| EXERCISE DIRECTIONS |
Look through the lines below and extract any with the word "selected".

| DATA PROVIDED |
-*-*-

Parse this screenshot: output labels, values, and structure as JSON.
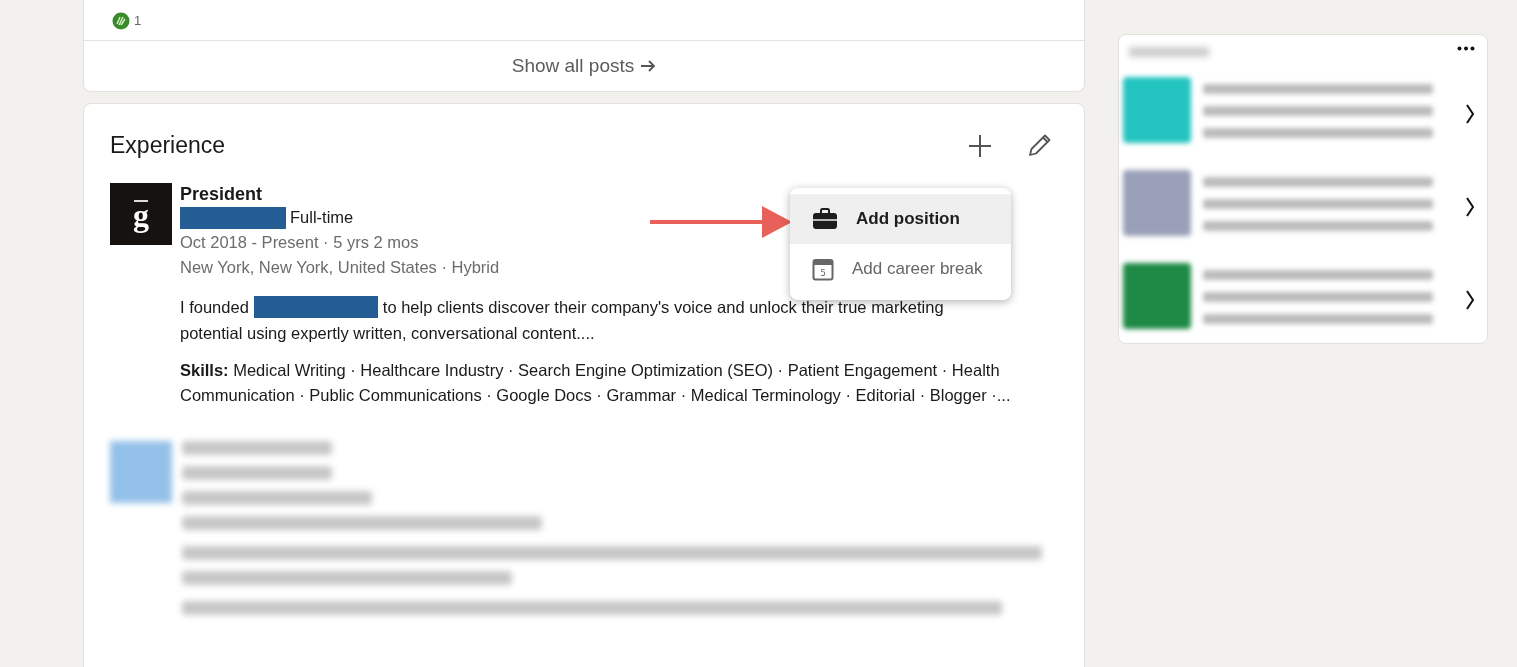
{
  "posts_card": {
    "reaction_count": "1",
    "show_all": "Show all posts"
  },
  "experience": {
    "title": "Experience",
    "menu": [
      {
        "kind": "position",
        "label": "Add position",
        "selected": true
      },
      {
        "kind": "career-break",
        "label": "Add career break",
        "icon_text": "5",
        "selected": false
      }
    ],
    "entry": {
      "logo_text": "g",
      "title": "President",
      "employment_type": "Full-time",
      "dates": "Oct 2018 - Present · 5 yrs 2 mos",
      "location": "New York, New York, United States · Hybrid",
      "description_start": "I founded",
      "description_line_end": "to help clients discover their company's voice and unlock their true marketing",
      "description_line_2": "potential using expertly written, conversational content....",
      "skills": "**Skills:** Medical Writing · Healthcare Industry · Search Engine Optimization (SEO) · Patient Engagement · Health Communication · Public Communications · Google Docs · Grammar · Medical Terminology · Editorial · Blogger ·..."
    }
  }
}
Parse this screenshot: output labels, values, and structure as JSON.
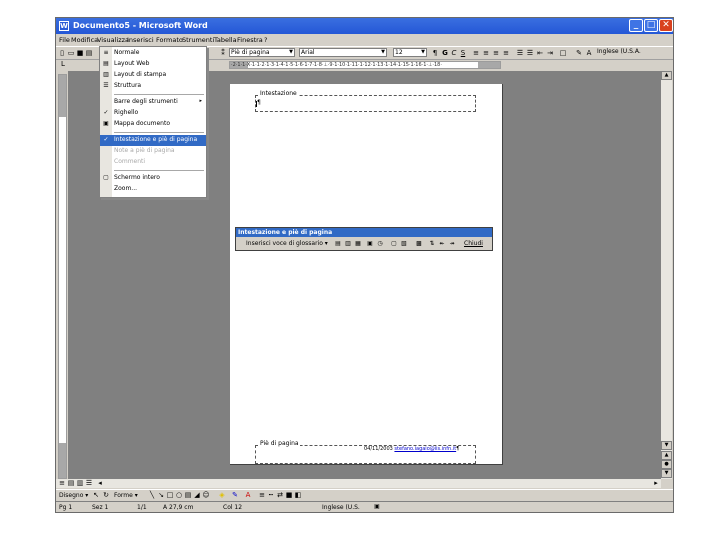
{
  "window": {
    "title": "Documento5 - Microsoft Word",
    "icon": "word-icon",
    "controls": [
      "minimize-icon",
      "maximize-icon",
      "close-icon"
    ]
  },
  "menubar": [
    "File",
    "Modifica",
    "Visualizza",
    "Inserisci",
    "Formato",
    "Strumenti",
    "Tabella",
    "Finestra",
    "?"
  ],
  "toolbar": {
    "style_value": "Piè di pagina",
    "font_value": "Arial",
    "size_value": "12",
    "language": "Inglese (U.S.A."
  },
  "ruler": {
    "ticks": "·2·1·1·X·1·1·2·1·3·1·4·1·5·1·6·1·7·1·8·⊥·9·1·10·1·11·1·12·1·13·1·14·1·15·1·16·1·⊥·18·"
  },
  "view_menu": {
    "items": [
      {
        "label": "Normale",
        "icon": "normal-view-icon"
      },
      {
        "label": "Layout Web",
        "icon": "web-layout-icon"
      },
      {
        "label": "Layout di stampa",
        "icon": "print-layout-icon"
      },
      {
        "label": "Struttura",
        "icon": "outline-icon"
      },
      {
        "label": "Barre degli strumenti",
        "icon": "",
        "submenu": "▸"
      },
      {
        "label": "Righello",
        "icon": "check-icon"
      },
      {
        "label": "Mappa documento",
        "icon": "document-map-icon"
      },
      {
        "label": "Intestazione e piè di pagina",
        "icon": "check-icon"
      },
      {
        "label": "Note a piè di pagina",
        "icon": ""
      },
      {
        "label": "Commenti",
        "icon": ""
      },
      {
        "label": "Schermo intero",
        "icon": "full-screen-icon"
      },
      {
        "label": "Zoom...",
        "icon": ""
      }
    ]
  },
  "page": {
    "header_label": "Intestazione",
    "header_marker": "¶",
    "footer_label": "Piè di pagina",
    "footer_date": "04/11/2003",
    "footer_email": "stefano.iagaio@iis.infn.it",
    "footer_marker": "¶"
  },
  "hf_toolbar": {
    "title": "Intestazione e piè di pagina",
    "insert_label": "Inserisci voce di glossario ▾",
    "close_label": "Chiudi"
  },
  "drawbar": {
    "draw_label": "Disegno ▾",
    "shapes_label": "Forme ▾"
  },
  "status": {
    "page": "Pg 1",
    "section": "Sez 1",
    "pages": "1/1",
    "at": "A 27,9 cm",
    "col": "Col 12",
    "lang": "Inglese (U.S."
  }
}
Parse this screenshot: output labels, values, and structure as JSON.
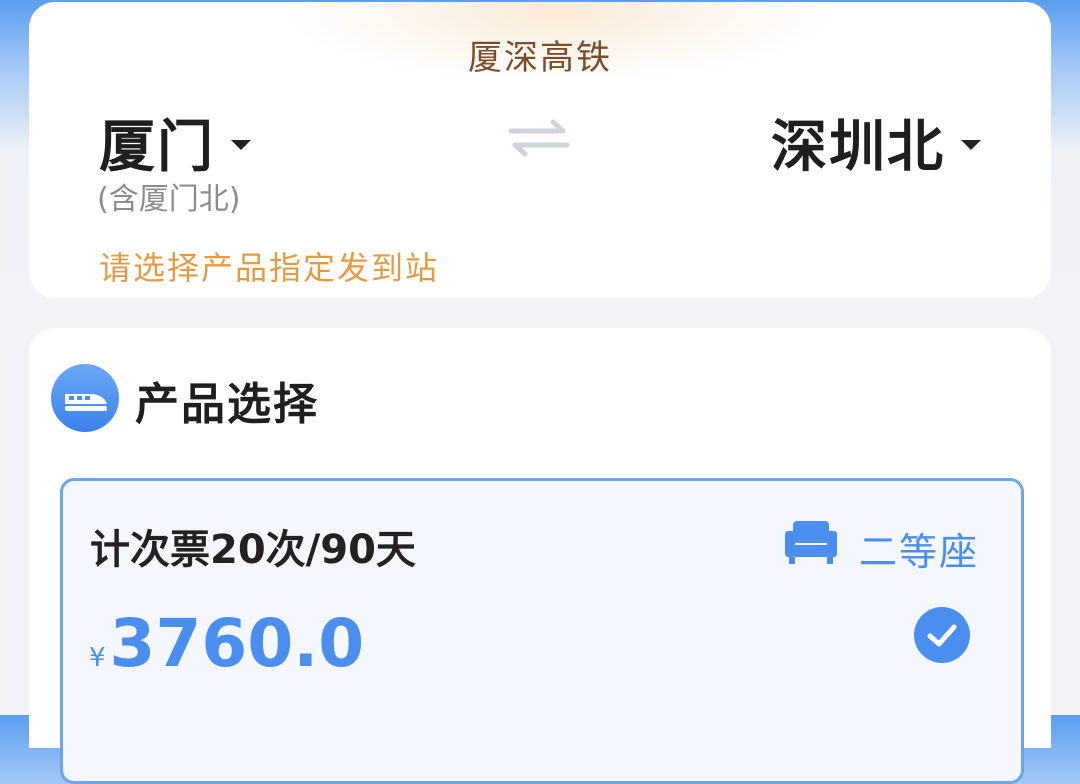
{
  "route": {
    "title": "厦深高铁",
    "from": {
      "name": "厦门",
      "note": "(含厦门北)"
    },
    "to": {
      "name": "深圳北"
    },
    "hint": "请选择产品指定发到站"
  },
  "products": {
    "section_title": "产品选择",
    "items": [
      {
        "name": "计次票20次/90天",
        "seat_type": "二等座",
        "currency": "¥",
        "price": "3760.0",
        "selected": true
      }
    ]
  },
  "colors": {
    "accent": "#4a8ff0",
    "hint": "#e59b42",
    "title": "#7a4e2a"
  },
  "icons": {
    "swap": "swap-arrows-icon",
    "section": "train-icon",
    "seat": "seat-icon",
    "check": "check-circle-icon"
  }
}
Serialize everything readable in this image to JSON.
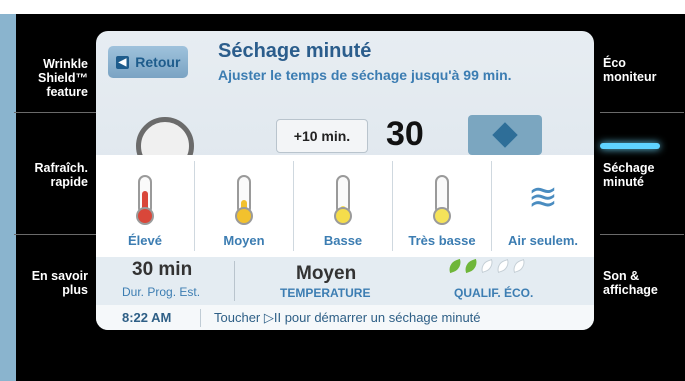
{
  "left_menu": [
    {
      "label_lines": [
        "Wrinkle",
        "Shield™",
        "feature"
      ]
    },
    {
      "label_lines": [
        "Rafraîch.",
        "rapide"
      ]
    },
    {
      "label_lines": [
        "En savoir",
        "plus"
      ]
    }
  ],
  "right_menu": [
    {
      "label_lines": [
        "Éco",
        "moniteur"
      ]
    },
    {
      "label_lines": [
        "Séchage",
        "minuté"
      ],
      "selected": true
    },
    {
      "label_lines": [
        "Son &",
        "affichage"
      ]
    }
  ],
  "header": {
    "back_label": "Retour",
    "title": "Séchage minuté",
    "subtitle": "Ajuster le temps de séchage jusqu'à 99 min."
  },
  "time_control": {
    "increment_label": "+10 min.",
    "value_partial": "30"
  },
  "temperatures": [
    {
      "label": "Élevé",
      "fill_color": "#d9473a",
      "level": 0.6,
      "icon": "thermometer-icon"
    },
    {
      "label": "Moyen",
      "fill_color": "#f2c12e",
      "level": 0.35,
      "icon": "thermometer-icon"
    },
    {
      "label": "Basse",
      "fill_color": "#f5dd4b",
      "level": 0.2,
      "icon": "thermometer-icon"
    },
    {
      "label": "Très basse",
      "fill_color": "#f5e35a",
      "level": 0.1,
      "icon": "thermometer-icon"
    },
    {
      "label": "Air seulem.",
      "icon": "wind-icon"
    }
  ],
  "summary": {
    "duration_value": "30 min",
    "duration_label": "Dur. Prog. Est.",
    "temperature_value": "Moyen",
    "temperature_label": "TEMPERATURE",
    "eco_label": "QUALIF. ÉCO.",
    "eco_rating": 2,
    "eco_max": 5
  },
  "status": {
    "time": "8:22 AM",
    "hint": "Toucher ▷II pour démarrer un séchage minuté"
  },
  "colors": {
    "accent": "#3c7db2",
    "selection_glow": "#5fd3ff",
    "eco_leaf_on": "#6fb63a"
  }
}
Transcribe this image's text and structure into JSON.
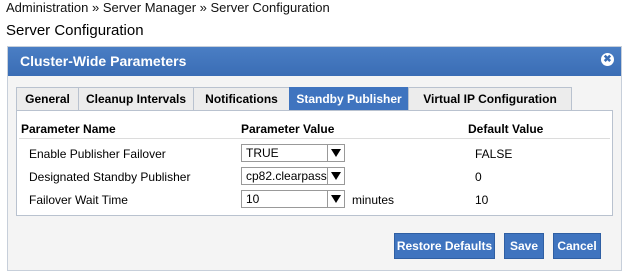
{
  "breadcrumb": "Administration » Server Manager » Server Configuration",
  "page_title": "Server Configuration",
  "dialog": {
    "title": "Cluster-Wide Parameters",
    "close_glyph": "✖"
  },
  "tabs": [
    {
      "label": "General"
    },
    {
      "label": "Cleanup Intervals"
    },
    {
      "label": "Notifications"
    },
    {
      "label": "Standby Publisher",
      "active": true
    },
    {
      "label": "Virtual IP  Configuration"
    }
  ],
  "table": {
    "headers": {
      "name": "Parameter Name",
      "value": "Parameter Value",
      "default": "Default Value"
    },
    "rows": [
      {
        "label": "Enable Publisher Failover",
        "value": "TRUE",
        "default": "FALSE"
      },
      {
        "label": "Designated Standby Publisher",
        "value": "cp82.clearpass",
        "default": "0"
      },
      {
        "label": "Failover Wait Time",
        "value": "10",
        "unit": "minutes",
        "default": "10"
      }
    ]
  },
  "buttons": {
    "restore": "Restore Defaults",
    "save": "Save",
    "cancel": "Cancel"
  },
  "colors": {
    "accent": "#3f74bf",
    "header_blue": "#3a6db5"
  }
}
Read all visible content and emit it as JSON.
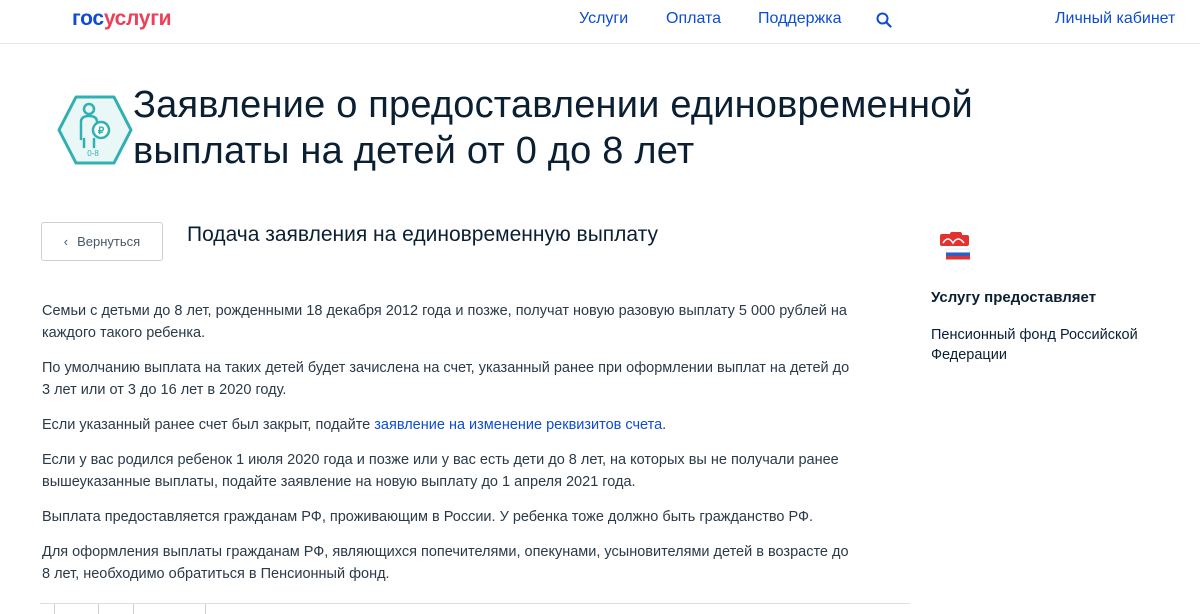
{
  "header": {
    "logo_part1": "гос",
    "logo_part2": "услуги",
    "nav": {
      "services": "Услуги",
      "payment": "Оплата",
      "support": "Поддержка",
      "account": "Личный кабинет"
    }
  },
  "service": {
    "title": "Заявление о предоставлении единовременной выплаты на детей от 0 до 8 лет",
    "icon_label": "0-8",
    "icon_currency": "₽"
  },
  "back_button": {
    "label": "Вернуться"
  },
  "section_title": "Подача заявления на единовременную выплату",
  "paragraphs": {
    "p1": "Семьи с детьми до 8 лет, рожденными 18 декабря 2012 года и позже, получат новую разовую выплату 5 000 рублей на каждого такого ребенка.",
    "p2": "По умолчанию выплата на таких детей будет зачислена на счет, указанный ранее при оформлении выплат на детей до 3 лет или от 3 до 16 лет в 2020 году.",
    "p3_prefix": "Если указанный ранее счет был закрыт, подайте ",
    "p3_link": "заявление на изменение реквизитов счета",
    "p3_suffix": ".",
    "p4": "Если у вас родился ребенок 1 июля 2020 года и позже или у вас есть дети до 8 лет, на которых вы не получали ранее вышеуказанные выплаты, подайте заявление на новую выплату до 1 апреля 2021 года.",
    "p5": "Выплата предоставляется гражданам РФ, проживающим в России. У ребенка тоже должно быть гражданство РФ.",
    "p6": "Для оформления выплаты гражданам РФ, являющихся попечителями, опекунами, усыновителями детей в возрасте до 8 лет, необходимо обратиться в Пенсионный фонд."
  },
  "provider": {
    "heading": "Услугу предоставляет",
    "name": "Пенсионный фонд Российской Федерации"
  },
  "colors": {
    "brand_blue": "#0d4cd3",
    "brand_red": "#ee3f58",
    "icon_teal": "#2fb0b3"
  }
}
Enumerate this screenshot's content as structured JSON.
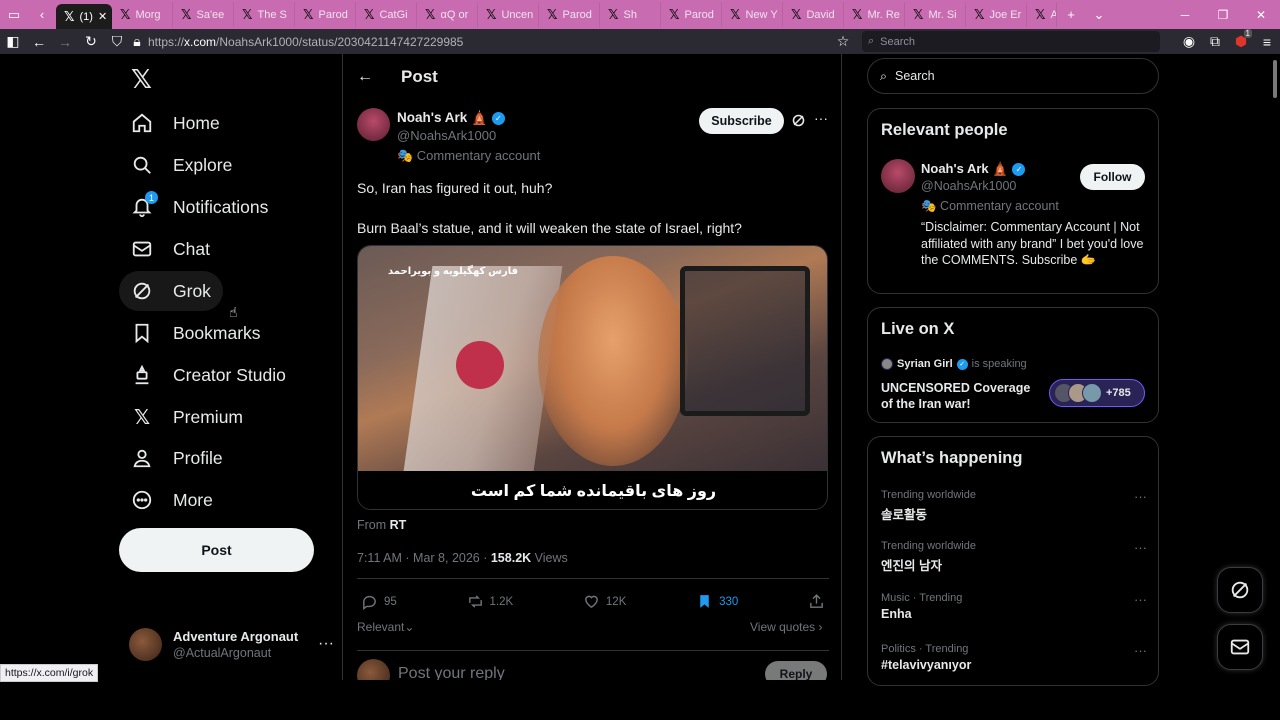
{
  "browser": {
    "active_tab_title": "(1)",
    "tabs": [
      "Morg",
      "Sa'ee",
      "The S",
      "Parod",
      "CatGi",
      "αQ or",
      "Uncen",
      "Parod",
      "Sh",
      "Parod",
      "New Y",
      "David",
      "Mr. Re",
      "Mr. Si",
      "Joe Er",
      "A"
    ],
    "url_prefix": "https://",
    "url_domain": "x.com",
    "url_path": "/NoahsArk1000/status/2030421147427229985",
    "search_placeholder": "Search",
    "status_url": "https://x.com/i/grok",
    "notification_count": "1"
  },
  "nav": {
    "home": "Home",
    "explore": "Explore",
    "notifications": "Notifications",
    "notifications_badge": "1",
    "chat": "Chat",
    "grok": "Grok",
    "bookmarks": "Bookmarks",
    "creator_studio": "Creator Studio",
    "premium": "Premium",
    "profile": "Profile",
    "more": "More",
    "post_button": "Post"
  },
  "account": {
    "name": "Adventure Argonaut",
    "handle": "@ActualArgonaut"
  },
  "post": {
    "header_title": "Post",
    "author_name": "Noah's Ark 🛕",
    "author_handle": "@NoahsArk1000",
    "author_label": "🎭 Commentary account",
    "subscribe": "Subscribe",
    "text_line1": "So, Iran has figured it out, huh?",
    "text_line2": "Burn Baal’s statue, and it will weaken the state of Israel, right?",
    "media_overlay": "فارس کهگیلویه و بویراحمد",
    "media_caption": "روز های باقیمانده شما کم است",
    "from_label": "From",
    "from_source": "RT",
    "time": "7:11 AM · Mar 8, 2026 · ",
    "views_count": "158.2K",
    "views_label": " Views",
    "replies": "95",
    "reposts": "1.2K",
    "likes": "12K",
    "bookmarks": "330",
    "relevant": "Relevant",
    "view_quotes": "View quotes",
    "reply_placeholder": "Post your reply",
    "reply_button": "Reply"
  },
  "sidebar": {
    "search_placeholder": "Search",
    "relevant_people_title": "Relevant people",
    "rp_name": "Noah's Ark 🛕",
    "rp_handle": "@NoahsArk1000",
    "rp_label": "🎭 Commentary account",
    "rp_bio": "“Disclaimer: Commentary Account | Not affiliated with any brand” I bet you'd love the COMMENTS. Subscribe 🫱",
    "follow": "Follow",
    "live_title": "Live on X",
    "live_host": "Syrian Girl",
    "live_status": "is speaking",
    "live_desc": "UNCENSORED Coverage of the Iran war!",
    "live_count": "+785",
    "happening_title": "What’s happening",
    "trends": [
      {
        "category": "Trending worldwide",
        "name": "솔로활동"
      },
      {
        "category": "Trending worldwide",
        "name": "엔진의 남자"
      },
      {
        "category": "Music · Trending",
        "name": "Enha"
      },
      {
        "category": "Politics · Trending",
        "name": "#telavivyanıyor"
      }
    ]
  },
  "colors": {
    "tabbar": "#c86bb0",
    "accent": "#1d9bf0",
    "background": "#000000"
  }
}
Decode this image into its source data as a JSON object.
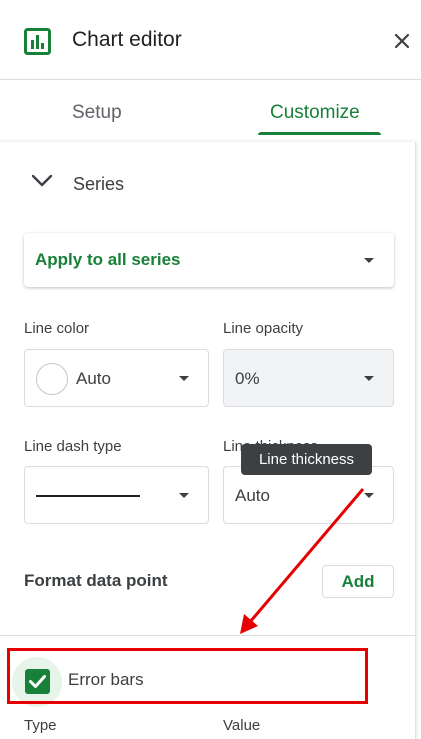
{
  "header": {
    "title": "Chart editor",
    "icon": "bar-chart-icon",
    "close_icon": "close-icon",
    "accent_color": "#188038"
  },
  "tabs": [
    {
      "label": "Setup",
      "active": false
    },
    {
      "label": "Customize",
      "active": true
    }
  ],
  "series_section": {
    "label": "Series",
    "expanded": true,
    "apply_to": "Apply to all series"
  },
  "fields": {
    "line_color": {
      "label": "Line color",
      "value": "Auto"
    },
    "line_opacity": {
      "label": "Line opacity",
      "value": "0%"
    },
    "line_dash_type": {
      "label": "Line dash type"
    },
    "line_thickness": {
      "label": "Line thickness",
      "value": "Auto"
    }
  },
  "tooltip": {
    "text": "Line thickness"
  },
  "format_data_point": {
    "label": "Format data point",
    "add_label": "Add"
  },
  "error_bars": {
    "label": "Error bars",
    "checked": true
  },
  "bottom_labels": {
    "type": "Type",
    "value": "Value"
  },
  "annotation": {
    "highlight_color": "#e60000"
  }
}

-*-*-

| TASK OUTPUT |
        "selected": true
        "selected": false
        "selected": true
      "selected": true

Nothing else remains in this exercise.